All-American linebacker Brian Bosworth of Oklahoma, whose punk haircut, earring and outrageous comments made him a national celebrity, has been barred from playing in the Orange Bowl because traces of anabolic steroids were found in his system.
Two of Bosworth's Oklahoma teammates, offensive guard Gary Bennett and defensive tackle David Shoemaker, both non-starters, also were declared ineligible by the National Collegiate Athletic Assn. for the same reason, a university spokesman, Mike Treps, said Thursday.
The three tested positive in urinalyses that the NCAA ordered to be given this year for the first time for players participating in bowl games.
Earlier this week, the NCAA declared Jeff Bregel, USC's two-time All American offensive guard, ineligible for the Citrus Bowl after he tested positive for steroid use.
Also, Arkansas outside linebacker David Dudley will not play in the Orange Bowl for the same reason.
Word of Oklahoma's involvement came as the third-ranked Sooners arrived in Miami, where they will play Arkansas on New Year's night.
The three Sooners named by the NCAA did not accompany the team.
Oklahoma Coach Barry Switzer said he knew Bosworth had taken steroids and had warned him about the new NCAA rule barring their use.
"I talked to him in January about the new rule," Switzer said at a Miami airport news conference. "I knew they took steroids to be bigger and stronger.
"They knew they would be tested at the bowl site. They knew what the repercussions would be. They knew that they would be ineligible."
Bosworth's father, through a family spokesman, said his son told him he had not taken steroids since last March.
"What happened was that Brian was in the university hospital earlier this month with a stomach disorder," Foster Bosworth was quoted as saying. "He was dehydrated, and the medication he took must have brought out the fact he had taken steroids months ago.
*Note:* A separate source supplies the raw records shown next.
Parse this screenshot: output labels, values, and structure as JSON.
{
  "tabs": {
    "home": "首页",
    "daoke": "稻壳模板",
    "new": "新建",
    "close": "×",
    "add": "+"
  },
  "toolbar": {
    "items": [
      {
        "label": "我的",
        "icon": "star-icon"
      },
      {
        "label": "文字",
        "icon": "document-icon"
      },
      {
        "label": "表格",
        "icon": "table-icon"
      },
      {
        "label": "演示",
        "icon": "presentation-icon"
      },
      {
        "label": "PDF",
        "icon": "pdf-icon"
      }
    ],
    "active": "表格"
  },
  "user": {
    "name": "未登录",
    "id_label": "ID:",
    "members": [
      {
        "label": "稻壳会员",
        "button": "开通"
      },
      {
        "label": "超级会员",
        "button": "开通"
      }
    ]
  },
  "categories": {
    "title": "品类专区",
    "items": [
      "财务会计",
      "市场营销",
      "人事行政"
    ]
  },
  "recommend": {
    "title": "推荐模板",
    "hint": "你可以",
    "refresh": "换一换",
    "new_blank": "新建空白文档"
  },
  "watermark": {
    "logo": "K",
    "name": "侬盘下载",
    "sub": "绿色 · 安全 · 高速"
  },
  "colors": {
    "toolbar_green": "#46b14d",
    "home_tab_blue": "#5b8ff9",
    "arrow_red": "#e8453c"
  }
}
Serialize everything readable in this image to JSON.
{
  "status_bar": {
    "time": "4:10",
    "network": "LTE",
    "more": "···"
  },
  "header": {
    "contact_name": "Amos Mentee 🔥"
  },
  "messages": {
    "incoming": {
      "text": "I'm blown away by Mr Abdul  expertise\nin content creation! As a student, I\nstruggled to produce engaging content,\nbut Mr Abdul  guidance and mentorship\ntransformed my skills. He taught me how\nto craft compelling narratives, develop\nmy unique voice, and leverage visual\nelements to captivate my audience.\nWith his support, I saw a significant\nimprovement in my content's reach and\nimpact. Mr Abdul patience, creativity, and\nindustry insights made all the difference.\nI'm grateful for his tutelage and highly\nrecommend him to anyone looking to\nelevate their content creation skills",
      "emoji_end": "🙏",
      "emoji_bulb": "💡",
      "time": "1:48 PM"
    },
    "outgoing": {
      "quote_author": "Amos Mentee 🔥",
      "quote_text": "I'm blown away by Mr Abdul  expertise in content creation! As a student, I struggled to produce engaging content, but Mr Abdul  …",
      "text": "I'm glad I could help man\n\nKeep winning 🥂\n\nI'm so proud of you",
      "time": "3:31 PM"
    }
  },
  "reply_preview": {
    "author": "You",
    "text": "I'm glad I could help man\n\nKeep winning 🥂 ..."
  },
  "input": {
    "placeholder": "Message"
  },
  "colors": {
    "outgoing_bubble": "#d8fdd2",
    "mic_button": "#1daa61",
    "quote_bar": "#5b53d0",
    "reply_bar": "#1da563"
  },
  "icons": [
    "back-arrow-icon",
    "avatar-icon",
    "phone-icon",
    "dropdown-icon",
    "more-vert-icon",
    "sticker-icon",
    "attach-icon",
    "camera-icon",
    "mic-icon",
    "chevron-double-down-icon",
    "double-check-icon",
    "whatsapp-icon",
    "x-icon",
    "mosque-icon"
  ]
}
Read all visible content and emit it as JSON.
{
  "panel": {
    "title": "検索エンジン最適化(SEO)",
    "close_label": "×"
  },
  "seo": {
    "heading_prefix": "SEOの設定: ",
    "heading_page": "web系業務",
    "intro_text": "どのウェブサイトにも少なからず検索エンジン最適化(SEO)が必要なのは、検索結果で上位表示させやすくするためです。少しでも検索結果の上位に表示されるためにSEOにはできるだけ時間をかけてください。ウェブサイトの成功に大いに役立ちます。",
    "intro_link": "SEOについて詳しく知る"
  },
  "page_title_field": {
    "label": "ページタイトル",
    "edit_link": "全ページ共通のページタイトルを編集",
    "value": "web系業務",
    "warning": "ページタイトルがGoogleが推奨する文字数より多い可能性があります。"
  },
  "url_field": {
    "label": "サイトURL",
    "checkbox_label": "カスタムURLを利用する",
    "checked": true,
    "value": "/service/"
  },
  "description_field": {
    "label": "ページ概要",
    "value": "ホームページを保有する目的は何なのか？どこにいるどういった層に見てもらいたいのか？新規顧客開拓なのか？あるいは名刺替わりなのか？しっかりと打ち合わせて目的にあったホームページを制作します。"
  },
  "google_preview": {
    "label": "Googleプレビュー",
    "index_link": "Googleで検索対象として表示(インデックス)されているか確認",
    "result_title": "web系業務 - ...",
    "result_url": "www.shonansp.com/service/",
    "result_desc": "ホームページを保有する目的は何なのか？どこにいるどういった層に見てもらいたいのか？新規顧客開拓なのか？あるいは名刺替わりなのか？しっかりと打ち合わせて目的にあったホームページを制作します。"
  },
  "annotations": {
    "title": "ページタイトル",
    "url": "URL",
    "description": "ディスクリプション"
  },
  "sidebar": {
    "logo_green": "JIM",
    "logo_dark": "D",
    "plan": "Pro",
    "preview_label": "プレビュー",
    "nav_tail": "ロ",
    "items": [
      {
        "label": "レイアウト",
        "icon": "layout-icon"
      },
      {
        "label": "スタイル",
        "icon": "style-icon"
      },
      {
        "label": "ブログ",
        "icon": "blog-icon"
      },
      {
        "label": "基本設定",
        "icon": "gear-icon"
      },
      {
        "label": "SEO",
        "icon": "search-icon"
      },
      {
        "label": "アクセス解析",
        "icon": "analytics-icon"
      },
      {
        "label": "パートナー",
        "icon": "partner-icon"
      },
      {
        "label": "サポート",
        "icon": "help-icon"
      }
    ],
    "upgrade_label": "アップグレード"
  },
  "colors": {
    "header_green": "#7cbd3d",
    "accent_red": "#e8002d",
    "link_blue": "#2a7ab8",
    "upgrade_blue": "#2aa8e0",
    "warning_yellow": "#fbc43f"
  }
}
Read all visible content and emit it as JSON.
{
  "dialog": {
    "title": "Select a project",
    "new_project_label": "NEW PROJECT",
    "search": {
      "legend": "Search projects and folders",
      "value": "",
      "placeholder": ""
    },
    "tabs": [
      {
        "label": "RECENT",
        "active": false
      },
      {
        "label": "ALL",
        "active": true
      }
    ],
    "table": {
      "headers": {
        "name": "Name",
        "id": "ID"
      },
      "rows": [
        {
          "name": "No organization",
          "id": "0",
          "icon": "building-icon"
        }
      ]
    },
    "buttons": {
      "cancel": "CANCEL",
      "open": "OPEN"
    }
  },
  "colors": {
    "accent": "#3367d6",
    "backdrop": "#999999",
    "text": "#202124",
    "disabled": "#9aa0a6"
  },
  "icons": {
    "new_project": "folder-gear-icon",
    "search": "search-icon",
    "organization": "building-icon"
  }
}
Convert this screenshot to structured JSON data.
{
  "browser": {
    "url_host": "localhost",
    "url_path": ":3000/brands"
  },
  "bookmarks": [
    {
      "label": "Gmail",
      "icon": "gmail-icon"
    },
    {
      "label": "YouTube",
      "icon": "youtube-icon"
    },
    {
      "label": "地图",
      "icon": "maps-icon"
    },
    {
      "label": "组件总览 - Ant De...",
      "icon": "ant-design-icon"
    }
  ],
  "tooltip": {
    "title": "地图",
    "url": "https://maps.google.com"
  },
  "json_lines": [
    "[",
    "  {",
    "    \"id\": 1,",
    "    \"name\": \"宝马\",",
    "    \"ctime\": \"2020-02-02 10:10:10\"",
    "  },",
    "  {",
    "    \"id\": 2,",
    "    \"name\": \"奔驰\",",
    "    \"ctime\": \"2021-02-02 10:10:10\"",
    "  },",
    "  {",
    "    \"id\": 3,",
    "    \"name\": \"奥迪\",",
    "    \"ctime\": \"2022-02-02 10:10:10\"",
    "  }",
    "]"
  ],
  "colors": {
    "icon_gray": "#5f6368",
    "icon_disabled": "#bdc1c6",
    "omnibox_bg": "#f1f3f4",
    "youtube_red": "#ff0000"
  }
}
Brian was told that steroids can show up a year after it is taken."
The elder Bosworth said his son, a fourth-year junior who was with his family in the Dallas area for Christmas, would go to Miami and give his side of the story. There was no indication of how the incident might affect Boswell's decision on whether or not to turn professional next season.
Switzer said the three players had two urine tests and turned up positive for steroids both times. The tests were conducted by the UCLA Medical Center.
The coach said he had known two days ago that Bosworth and the others would not be allowed to play.
"It's a shame for a player of that caliber to miss out on the game," Switzer said. "But the rule is the rule, and Oklahoma intends to abide by it."
Switzer said his players told him it had been several months since they took steroids, adding, "I believe the athletes."
The coach said he suspected some players might have used steroids but was unaware of any specific use and "certainly not during the football season."
"I certainly rather it be steroids than cocaine or marijuana," Switzer said.
Oklahoma has been giving drug tests to its players since the preseason. Bosworth, who recently won the Butkus Award as the top linebacker in college football, has been outspoken in his support for the testing program.
"I have a little bit of a strange image and people think, 'Hey, he's a football player, acting like that, he has to be on something,' " he said in an interview earlier this year. "I am here to prove you can be different and still be straight."
A Stanford offensive tackle, John Zentner, is another player suspended from a bowl, in this case the Gator Bowl, because he tested positive for steroid use.
Zentner, a sophomore, said earlier this week that he took 2.5-milligram tablets of Anavar twice a day for about 3 1/2 weeks last summer.
He said he was stunned when he was told of the results of the drug test.
"I couldn't believe it," he said. "My first reaction was to question the test. No way was that going to stick with me. Such a small dosage. So long ago. I didn't believe it was still in my system."
Steroids, a manufactured strength hormone, add bulk to the body, but they also have health risks, including causing heart problems.
"I talked to a lot of pro athletes, college athletes and coaches," Zentner said. "A lot of them told me that if it was done correctly, and in a small dosage, it wouldn't be a health risk and I could get a little edge (on opponents)."
Oklahoma's Bennett, reached by telephone at his parents' home in Evergreen, Colo., said he feels the decision is discriminatory and that he is in the process of appealing.
Bennett, a sophomore, said his family physician prescribed steroids for him last May while following arthroscopic knee surgery and that blood tests he took at Oklahoma recently had been negative. He said he took the steroids for a total of six weeks following the surgery.
"My doctor said the drugs will not make you gain a lot of weight; they are just for rehabilitation of the knee," he said.
"I had no qualms about taking the test for the NCAA. Then this showed up in the final sample.
"I don't think it's right. I think it's discrimination against football players. Anyone else can go to a doctor and get a prescription for the same kind of rehabilitation. That drug is OK for anyone else. It's a very common drug for knee rehabilitation and there was no other reason for taking it.
"All I know is why I took them. It was not to go out on a football field and be bigger, stronger and faster than anyone else.
"I'm 6-foot-4 and weigh 260 pounds. That's what I weighed when I graduated from high school."